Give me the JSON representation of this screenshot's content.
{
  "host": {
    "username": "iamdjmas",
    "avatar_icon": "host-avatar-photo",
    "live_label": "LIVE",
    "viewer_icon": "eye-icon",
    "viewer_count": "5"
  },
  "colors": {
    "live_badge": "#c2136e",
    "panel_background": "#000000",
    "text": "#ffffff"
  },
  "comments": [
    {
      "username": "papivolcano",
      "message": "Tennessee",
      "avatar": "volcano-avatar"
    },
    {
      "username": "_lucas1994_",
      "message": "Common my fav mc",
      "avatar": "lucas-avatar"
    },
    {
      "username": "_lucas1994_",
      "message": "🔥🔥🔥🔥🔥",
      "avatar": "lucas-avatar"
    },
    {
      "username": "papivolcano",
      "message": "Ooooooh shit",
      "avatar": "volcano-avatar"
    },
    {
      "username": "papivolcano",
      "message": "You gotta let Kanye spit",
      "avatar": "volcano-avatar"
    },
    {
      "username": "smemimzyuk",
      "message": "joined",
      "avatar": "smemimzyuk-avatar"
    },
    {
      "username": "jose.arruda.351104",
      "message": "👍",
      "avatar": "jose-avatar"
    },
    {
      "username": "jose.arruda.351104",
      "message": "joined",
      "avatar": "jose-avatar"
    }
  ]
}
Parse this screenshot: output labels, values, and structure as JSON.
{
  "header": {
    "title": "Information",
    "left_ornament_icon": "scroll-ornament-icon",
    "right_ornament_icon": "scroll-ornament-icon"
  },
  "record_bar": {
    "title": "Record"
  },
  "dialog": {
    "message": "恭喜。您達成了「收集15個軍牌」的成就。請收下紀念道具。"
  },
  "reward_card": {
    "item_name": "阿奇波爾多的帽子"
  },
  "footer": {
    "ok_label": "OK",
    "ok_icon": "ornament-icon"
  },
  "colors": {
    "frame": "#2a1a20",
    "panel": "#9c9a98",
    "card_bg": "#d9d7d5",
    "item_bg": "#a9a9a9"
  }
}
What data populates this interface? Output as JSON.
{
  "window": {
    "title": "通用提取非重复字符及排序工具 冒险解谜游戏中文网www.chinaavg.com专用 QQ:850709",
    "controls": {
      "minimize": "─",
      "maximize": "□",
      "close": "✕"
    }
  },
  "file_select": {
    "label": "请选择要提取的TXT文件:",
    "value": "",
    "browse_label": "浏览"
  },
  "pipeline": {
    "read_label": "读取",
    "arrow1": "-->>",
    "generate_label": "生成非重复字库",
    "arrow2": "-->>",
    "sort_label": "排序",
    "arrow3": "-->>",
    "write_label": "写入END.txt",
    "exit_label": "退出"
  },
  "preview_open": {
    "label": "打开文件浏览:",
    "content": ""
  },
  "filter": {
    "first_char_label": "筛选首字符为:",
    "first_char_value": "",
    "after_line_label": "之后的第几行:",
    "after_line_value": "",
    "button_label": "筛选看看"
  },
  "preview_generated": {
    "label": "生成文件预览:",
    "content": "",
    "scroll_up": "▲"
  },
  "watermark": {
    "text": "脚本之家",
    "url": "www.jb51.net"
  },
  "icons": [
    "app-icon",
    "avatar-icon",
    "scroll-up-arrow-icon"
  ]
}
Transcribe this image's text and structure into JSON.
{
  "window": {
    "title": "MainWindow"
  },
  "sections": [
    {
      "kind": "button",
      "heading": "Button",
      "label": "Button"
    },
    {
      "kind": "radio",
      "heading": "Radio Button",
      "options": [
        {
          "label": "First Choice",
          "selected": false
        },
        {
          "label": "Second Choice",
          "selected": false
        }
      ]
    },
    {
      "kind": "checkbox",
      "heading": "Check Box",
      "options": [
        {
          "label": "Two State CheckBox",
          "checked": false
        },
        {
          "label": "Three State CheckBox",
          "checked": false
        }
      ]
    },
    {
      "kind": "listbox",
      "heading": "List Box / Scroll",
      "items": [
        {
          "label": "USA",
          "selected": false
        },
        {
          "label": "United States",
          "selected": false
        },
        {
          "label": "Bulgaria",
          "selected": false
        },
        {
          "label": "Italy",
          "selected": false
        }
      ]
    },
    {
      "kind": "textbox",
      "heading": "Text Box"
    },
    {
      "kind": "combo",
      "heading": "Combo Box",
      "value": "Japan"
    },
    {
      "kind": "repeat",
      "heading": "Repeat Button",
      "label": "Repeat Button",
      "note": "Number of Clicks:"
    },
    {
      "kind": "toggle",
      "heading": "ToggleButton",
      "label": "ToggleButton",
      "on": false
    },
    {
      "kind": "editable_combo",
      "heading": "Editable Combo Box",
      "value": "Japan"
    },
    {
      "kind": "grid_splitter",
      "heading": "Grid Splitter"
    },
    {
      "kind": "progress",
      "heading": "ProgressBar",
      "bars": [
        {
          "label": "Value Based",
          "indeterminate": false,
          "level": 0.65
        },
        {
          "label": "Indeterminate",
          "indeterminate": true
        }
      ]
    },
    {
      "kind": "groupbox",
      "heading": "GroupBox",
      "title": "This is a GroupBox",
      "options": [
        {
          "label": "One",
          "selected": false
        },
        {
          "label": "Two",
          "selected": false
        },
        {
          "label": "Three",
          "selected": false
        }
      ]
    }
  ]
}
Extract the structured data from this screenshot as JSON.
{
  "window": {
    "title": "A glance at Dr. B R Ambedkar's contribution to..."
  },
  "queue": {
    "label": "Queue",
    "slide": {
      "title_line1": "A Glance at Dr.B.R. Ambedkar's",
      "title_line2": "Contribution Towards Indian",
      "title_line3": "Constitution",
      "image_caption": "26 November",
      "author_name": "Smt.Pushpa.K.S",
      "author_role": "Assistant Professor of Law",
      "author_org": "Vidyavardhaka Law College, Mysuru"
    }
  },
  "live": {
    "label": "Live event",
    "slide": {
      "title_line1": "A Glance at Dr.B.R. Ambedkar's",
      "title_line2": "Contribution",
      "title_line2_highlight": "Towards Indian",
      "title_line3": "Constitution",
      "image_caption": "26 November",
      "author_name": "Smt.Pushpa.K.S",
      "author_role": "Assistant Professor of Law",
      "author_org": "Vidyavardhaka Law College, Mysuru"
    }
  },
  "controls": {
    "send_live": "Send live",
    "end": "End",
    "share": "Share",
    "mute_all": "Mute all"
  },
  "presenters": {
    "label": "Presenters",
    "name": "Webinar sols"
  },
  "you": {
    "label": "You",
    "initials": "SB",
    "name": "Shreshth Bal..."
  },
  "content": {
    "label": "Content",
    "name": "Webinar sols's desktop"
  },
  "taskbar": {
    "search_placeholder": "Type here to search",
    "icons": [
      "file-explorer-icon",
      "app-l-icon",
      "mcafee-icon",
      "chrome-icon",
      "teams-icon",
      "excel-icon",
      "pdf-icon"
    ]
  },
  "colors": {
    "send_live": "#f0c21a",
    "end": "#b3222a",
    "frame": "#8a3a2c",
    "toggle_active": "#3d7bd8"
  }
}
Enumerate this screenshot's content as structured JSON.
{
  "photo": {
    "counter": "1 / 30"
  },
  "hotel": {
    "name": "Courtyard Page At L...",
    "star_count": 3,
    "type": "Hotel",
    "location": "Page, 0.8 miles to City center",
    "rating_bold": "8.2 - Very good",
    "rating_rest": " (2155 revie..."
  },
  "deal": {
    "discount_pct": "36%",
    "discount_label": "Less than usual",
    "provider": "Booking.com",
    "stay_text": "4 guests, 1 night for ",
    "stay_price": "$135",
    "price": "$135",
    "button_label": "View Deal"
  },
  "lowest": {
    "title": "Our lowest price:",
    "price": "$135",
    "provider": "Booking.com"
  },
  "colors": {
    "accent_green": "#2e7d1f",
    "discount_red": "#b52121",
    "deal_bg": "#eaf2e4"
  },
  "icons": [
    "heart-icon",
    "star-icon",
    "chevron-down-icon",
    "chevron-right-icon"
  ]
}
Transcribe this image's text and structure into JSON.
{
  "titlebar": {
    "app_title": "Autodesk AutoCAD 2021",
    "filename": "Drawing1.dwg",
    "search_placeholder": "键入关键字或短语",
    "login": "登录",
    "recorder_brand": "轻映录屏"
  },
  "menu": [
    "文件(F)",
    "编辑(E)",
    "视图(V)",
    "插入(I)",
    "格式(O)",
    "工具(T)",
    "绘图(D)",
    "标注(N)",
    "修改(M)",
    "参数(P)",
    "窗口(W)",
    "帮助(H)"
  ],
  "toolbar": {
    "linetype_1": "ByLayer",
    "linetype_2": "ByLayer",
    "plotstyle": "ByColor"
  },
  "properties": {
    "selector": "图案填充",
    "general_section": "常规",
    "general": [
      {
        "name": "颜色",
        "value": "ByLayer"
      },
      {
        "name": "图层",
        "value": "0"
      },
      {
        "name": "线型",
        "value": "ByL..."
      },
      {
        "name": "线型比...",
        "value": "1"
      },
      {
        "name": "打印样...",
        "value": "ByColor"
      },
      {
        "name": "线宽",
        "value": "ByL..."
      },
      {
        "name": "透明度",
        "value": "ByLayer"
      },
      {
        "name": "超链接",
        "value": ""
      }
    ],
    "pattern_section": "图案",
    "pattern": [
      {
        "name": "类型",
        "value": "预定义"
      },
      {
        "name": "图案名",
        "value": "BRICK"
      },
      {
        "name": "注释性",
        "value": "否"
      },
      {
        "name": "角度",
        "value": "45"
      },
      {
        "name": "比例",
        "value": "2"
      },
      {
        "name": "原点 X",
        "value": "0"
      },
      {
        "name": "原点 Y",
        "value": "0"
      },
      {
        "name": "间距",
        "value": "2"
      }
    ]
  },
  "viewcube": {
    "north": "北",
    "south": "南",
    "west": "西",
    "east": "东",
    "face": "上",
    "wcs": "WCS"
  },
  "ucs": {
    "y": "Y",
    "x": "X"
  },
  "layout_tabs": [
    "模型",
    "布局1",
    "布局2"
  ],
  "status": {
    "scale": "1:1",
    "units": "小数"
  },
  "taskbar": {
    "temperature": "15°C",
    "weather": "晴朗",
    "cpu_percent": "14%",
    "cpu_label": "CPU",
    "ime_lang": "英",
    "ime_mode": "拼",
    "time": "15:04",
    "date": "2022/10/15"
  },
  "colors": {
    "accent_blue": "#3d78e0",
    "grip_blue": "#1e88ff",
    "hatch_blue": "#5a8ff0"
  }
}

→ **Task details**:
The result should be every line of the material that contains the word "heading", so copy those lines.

→ **Task output**:
      "heading": "Button",
      "heading": "Radio Button",
      "heading": "Check Box",
      "heading": "List Box / Scroll",
      "heading": "Text Box"
      "heading": "Combo Box",
      "heading": "Repeat Button",
      "heading": "ToggleButton",
      "heading": "Editable Combo Box",
      "heading": "Grid Splitter"
      "heading": "ProgressBar",
      "heading": "GroupBox",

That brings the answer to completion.